In your copy of the records, include every word exactly and no pictures.

GIVEN DATA Start Marker

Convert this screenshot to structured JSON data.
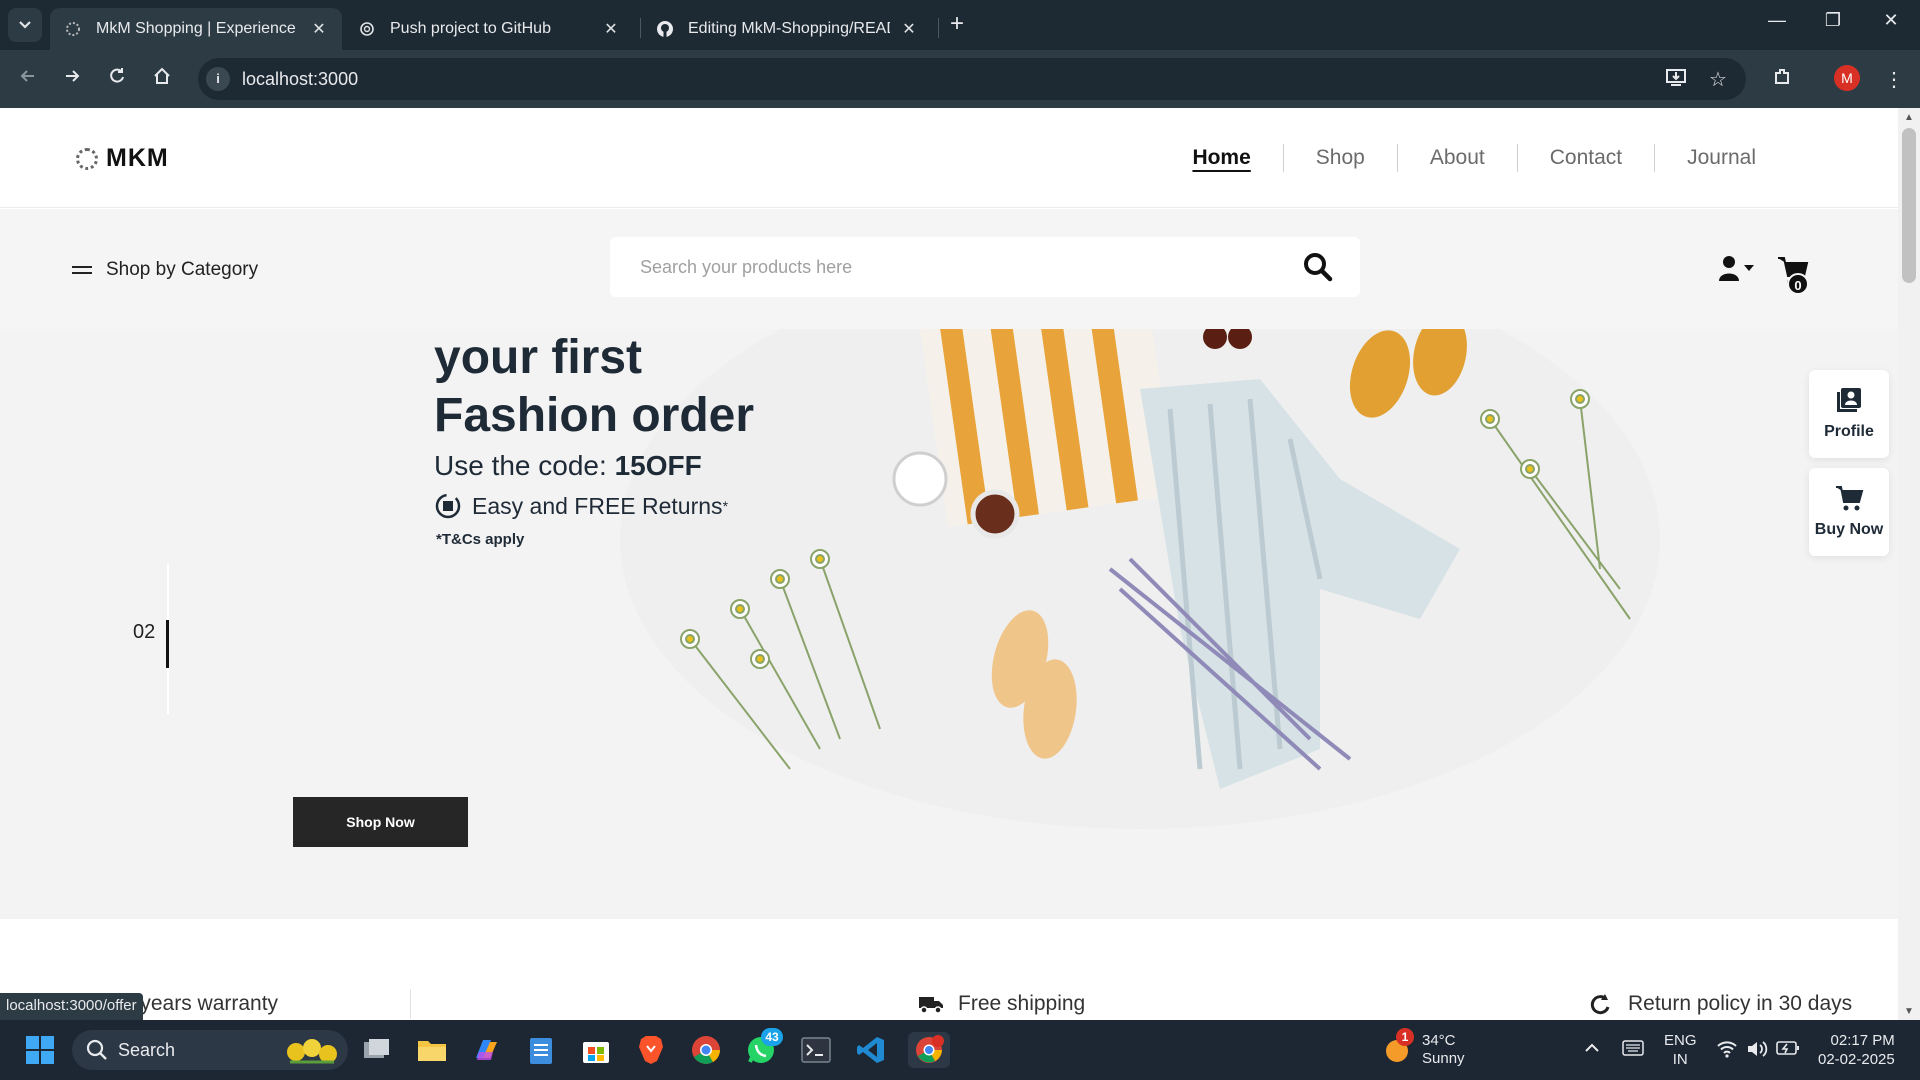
{
  "browser": {
    "tabs": [
      {
        "title": "MkM Shopping | Experience the",
        "favicon": "mkm-favicon-icon",
        "active": true
      },
      {
        "title": "Push project to GitHub",
        "favicon": "chatgpt-icon",
        "active": false
      },
      {
        "title": "Editing MkM-Shopping/READM",
        "favicon": "github-icon",
        "active": false
      }
    ],
    "url": "localhost:3000",
    "profile_initial": "M",
    "status_url": "localhost:3000/offer"
  },
  "site": {
    "logo_text": "MKM",
    "nav": [
      "Home",
      "Shop",
      "About",
      "Contact",
      "Journal"
    ],
    "active_nav": "Home",
    "shop_by_category": "Shop by Category",
    "search_placeholder": "Search your products here",
    "cart_count": "0"
  },
  "hero": {
    "title_line1": "your first",
    "title_line2": "Fashion order",
    "code_prefix": "Use the code: ",
    "code": "15OFF",
    "returns": "Easy and FREE Returns",
    "returns_mark": "*",
    "tc": "*T&Cs apply",
    "slide_number": "02",
    "cta": "Shop Now"
  },
  "floating": {
    "profile": "Profile",
    "buy_now": "Buy Now"
  },
  "features": {
    "warranty": "Two years warranty",
    "shipping": "Free shipping",
    "returns": "Return policy in 30 days"
  },
  "taskbar": {
    "search": "Search",
    "whatsapp_badge": "43",
    "weather_badge": "1",
    "temperature": "34°C",
    "condition": "Sunny",
    "lang_line1": "ENG",
    "lang_line2": "IN",
    "time": "02:17 PM",
    "date": "02-02-2025"
  },
  "colors": {
    "chrome_dark": "#1e2a33",
    "chrome_toolbar": "#2d3b45",
    "hero_bg": "#f3f3f3",
    "hero_text": "#1f2a37",
    "cta_bg": "#262626",
    "taskbar_bg": "#1c2733"
  }
}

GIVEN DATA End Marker

*THE ANSWER*.
Convert this screenshot to structured JSON data.
{
  "browser": {
    "tabs": [
      {
        "title": "MkM Shopping | Experience the",
        "favicon": "mkm-favicon-icon",
        "active": true
      },
      {
        "title": "Push project to GitHub",
        "favicon": "chatgpt-icon",
        "active": false
      },
      {
        "title": "Editing MkM-Shopping/READM",
        "favicon": "github-icon",
        "active": false
      }
    ],
    "url": "localhost:3000",
    "profile_initial": "M",
    "status_url": "localhost:3000/offer"
  },
  "site": {
    "logo_text": "MKM",
    "nav": [
      "Home",
      "Shop",
      "About",
      "Contact",
      "Journal"
    ],
    "active_nav": "Home",
    "shop_by_category": "Shop by Category",
    "search_placeholder": "Search your products here",
    "cart_count": "0"
  },
  "hero": {
    "title_line1": "your first",
    "title_line2": "Fashion order",
    "code_prefix": "Use the code: ",
    "code": "15OFF",
    "returns": "Easy and FREE Returns",
    "returns_mark": "*",
    "tc": "*T&Cs apply",
    "slide_number": "02",
    "cta": "Shop Now"
  },
  "floating": {
    "profile": "Profile",
    "buy_now": "Buy Now"
  },
  "features": {
    "warranty": "Two years warranty",
    "shipping": "Free shipping",
    "returns": "Return policy in 30 days"
  },
  "taskbar": {
    "search": "Search",
    "whatsapp_badge": "43",
    "weather_badge": "1",
    "temperature": "34°C",
    "condition": "Sunny",
    "lang_line1": "ENG",
    "lang_line2": "IN",
    "time": "02:17 PM",
    "date": "02-02-2025"
  },
  "colors": {
    "chrome_dark": "#1e2a33",
    "chrome_toolbar": "#2d3b45",
    "hero_bg": "#f3f3f3",
    "hero_text": "#1f2a37",
    "cta_bg": "#262626",
    "taskbar_bg": "#1c2733"
  }
}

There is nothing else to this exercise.